• [WORK TASK]: Your answer should hold every line of the records below that contains the string "JSON".

◇ ◇ ◇ ◇ ◇ ◇ ◇

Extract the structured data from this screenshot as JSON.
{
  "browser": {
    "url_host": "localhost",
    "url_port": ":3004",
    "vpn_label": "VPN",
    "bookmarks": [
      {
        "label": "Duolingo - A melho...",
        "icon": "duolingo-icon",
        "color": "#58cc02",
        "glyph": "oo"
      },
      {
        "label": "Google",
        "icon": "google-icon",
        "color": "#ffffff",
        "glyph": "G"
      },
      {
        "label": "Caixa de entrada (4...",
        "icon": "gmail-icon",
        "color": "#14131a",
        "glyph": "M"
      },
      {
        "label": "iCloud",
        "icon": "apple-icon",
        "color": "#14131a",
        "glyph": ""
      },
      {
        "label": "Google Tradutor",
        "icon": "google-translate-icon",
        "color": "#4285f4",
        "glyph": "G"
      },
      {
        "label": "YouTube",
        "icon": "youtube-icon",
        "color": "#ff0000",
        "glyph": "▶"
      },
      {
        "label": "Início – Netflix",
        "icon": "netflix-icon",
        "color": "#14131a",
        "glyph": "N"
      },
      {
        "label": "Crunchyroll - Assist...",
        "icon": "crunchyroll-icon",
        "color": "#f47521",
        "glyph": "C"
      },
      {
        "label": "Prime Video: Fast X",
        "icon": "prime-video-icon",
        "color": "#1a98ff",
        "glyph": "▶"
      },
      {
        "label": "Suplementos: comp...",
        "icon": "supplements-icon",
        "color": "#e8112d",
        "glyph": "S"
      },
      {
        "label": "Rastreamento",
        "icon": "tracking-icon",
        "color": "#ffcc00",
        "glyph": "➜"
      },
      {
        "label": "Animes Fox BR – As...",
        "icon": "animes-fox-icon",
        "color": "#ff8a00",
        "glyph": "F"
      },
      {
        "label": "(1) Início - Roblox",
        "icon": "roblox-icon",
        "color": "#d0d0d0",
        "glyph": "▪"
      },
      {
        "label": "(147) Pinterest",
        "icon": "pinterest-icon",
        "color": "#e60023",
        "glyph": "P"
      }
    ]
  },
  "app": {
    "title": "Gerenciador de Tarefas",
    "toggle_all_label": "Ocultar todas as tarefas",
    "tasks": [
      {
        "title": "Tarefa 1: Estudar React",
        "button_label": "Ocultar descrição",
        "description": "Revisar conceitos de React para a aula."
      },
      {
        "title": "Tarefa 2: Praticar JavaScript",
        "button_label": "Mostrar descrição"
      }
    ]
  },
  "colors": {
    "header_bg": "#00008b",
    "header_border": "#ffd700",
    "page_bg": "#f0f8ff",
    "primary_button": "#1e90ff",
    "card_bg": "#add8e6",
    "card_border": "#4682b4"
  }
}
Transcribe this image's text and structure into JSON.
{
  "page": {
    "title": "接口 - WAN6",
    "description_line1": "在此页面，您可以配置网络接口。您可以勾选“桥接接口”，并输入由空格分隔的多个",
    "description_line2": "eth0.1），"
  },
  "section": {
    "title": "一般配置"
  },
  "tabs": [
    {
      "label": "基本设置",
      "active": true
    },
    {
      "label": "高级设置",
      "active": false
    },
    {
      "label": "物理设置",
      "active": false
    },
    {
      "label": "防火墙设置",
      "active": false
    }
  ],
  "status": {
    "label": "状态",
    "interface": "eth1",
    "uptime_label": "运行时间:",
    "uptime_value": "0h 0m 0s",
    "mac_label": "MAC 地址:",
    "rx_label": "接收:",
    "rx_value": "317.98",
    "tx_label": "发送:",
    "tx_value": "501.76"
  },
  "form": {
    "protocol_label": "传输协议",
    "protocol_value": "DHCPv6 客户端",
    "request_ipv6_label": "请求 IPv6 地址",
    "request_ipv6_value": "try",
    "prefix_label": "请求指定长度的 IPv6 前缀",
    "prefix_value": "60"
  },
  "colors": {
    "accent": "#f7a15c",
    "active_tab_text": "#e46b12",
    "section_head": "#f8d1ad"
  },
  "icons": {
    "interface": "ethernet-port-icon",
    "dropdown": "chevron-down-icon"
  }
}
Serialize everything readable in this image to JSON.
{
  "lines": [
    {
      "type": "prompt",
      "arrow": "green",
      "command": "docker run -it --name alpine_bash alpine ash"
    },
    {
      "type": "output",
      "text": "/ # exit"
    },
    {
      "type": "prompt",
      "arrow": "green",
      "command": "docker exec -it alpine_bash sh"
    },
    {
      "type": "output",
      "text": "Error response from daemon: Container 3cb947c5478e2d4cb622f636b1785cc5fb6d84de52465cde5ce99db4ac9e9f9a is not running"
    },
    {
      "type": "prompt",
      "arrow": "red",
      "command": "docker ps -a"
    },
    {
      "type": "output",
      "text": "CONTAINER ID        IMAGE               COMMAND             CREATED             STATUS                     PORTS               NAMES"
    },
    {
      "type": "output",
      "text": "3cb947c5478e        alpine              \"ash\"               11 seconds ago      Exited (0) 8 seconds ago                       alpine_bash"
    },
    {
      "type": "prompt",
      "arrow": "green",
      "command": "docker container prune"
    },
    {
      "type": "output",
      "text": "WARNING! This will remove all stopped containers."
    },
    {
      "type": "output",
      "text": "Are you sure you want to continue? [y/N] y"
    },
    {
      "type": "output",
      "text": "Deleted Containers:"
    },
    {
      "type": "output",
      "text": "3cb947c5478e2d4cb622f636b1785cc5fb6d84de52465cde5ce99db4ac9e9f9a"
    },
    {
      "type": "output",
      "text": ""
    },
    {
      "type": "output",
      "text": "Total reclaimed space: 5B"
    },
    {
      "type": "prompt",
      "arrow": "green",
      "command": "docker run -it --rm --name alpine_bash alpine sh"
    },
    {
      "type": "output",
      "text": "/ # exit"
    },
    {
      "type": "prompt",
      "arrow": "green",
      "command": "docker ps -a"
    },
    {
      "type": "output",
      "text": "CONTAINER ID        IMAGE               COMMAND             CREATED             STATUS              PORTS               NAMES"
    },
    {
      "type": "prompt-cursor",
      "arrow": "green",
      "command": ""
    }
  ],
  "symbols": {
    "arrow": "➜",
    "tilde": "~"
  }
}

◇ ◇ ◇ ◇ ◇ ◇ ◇

• [SOLVED EXERCISE]:
Extract the structured data from this screenshot as JSON.
Transcribe this image's text and structure into JSON.
Serialize everything readable in this image to JSON.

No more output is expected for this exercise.